Every parent wants their child to succeed. Preparing them at an early age so that they are ready when starting school will help them in getting the right start. It’s never too early to start the process of thinking about school readiness. Getting your child ready for the big transition to school involves not just academic readiness, but also independence and social readiness as well.
Nearly every child is a little apprehensive about starting school. Here are some helpful ways to prepare your child for starting school.
Talk to your child about starting school. Taking the time to ask your child about his or her feelings is a good place to start. Don’t be surprised if your child gives a whole range of emotions attached to starting school:
- If your child is nervous, reassure them that such feelings are normal and that nearly all of their classmates are a little nervous, too!
- Talk to them about all the good things about the school such as making new friends to play with, fun art projects, and learning all about new things.
- Visit the school before school starts. Many school districts will arrange for new students to meet their teacher face to face and see the classroom where they will be spending their day. This can help reassure them and make them feel less apprehensive.
- Have your child make friends with another child who will be in their class. Consider having them over to play before school starts. By having a friend to interact with, seeing a friendly face can help make school much more enjoyable for them.
Having a good set of life skills can help them to be well adjusted to the world around them socially and make for a more positive experience at school:
- Have a daily routine that you follow each weekday. Setting bedtime and meals to a particular time will help children adjust more easily once school starts.
- Encourage your child to help with chores around the house such as meal preparation and simple cleaning tasks including tidying up after playtime
- Set expectations for behaviour and give consequences when rules are broken.
- Let your child do complex tasks such as completing puzzles or craft projects on their own or with friends.
- Rewarding good manners while discouraging shouting, screaming, hitting or other negative behaviours can help to make the transition to school easier. Children need to be taught to be social and to deal with the world around them. Have a discussion with your child about positive behaviours when interacting with others.
- Playing a game of money bingo or other math bingo games can teach children how to count as well as to understand basic money concepts. A number of online learning sites offer a number of bingo games aimed at preschool, kindergarten and early grades.
- Children learn communication skills through reading and discussion at home first. By spending time with your child finding out the things that they are concerned or curious about and giving them lots of hugs and reassurance is sure to make their first days at school positive ones.
It’s surprising the number of knowledge kids will have learned by the time they are ready to start school. Playtime can provide many of the skills they will need before starting school:
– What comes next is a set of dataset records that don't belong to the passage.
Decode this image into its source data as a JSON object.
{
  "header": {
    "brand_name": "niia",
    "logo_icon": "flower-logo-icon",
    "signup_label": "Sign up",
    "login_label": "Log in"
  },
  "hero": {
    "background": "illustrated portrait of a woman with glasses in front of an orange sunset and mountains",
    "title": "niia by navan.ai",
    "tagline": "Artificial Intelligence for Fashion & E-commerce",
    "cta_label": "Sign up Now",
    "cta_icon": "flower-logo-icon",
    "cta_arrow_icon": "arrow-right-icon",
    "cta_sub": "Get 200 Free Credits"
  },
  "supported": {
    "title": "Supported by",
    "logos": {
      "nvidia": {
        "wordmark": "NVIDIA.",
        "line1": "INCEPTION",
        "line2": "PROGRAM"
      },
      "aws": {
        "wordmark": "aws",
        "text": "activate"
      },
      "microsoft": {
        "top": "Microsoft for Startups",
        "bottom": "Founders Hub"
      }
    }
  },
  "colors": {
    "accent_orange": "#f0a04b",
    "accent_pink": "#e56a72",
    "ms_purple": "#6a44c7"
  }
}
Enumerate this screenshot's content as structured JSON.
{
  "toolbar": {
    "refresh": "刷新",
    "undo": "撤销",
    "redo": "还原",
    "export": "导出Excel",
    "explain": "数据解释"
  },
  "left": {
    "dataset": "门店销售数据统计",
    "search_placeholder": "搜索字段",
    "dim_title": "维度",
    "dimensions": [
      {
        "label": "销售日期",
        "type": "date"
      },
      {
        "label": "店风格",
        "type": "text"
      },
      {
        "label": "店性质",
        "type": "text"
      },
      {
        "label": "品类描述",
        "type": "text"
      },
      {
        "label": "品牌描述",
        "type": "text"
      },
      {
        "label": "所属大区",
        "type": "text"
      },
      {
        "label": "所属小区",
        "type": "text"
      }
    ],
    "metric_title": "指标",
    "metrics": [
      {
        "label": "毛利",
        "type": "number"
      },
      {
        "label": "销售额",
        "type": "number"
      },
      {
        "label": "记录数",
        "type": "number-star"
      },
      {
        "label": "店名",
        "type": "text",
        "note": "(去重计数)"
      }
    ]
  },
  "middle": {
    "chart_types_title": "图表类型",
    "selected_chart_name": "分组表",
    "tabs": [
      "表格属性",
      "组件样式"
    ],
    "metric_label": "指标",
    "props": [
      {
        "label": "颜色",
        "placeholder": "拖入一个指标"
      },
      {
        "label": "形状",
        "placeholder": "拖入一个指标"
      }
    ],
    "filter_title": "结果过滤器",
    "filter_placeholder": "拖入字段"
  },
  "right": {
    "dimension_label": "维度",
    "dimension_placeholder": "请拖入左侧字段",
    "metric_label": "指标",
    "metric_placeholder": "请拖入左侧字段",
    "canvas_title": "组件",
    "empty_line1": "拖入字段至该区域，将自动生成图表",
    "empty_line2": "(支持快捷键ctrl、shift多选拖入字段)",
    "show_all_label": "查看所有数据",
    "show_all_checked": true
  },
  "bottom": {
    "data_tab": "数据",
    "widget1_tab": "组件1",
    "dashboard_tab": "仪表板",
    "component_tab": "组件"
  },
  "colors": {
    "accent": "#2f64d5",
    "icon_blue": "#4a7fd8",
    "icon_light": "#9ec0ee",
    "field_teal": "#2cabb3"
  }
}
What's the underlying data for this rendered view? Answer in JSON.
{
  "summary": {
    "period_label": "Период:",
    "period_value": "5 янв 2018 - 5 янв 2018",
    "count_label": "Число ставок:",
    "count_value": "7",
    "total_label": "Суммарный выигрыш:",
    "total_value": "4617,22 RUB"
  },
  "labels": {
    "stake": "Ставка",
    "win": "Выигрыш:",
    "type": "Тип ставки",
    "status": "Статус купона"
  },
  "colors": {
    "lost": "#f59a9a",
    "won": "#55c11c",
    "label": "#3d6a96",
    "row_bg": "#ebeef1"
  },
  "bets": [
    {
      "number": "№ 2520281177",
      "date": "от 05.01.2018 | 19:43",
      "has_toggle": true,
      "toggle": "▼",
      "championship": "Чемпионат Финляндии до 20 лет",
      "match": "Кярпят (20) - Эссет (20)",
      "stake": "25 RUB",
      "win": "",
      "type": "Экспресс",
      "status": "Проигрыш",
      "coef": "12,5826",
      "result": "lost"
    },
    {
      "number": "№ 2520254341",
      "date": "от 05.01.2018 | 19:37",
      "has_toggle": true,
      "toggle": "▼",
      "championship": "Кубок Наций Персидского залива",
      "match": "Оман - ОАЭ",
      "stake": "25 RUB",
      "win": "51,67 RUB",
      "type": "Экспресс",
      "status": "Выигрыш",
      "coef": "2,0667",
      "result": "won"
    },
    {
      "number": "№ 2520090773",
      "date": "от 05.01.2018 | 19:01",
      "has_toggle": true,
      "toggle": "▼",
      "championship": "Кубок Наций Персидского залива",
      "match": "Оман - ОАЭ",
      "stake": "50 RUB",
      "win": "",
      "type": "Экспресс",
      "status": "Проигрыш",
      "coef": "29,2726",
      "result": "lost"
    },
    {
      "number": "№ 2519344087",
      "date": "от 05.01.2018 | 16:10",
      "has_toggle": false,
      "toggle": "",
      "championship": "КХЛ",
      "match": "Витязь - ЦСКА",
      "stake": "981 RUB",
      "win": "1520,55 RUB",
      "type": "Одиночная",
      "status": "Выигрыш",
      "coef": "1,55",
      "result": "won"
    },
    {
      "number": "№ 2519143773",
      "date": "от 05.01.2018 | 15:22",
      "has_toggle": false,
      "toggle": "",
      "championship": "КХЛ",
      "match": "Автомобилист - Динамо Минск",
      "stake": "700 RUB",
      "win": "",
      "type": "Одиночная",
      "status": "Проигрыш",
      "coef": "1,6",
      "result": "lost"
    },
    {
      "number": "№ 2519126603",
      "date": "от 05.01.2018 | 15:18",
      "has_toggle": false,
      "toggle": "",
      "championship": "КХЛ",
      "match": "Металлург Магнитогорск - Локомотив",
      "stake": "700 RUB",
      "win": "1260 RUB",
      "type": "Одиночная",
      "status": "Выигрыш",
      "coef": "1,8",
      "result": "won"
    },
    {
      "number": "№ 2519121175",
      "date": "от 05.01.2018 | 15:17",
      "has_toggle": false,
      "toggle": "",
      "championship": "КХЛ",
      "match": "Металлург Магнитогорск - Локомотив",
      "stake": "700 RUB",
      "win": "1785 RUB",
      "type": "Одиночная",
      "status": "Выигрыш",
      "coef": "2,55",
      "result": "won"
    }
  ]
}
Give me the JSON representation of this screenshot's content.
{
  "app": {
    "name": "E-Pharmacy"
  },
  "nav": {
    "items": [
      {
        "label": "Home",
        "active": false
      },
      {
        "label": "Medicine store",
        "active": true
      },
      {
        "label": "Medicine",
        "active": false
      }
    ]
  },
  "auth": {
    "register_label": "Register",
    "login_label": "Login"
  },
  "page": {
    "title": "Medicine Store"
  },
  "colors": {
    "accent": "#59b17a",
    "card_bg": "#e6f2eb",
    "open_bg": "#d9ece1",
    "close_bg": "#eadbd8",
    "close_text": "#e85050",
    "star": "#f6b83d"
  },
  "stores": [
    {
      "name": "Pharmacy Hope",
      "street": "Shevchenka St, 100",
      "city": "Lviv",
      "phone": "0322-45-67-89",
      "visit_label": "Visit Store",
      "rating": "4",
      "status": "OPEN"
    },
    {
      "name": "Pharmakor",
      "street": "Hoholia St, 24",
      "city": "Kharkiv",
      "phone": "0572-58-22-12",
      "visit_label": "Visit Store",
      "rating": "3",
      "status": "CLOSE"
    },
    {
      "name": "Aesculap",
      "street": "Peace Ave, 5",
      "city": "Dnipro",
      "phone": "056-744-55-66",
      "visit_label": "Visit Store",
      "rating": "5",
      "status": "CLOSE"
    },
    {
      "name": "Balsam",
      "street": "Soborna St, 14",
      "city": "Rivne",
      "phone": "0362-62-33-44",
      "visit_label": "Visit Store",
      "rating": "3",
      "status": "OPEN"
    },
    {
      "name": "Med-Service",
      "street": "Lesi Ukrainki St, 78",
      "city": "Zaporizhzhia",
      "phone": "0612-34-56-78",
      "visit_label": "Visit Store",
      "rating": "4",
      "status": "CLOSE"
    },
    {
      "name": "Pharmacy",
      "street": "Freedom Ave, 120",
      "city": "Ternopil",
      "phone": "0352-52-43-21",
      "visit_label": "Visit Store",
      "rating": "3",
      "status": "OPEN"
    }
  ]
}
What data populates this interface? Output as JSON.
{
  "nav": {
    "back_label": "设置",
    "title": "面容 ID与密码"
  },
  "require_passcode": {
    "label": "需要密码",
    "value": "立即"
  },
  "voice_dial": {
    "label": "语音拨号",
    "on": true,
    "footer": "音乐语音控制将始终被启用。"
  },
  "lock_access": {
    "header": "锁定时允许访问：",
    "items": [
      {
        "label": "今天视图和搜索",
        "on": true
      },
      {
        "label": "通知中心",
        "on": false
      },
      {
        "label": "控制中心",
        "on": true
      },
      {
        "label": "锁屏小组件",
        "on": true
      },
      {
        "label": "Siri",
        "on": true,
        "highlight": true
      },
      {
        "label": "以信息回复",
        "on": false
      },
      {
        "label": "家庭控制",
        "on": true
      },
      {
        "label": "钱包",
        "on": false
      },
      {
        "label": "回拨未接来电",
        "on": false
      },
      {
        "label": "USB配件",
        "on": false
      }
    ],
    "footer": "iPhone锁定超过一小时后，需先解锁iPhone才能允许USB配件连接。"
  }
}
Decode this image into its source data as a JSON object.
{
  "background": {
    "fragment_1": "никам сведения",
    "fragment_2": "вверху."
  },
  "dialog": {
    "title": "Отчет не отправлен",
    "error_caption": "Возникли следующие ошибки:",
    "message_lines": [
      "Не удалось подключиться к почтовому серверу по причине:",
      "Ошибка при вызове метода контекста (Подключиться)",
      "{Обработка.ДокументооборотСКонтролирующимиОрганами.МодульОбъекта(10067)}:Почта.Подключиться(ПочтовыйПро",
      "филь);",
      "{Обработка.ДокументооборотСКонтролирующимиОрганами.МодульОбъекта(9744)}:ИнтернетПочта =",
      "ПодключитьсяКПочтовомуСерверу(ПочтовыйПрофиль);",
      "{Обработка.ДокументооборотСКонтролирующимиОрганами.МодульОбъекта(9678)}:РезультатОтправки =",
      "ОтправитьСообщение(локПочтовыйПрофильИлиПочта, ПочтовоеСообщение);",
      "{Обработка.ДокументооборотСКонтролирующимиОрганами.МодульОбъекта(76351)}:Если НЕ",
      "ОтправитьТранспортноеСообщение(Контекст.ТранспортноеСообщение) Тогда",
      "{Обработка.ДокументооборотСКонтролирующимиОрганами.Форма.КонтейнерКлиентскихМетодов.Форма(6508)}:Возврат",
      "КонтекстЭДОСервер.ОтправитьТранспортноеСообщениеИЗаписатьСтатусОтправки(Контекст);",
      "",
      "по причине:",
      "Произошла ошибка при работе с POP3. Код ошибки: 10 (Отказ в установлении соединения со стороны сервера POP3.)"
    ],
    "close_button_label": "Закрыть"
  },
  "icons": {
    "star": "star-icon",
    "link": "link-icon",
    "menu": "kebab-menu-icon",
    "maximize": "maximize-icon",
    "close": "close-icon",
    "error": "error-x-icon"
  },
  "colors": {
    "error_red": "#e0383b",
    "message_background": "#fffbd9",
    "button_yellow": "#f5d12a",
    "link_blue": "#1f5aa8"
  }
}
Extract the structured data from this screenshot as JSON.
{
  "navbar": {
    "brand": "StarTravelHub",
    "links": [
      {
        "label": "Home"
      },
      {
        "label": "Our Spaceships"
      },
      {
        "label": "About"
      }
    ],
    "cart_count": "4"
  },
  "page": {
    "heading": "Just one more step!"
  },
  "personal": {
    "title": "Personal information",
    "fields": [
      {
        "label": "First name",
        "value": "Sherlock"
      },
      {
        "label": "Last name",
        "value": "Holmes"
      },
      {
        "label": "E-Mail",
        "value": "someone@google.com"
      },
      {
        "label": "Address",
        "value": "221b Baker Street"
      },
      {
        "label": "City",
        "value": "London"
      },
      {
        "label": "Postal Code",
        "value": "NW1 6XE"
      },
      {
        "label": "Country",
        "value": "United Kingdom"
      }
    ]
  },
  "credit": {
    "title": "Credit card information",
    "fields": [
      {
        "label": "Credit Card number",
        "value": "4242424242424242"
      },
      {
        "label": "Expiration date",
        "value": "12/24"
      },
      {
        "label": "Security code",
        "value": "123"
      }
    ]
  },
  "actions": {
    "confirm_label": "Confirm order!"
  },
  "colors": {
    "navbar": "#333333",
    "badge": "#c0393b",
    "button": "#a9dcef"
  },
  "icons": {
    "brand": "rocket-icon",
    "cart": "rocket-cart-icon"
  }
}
- Reading to your child every day is an important part of school readiness. Going to the public library for story time and to check out books is a great way to start.
- Sing songs such as the alphabet song as well as play games that involve recognizing words, colors and numbers.
- Play is one of the most important developmental tools that parents can provide for their children. Make time for play, bicycle riding or doing interesting activities such as going to a museum or on a walk through the park.
- Play a game of money bingo to help your child recognize the various denominations in both coins and in bills. Make it a counting game where three or five of each type of coin in a row is a bingo.
- Bingo has been adapted to teach colours, letters, animals, plants, language and word recognition. Bingo is also one of the most effective ways to teach math and math concepts from preschool through every grade level.
With these tips, you’ll be well-prepared to help your children get ready for that big first day of school and get a good start on helping your children with the social and intellectual education.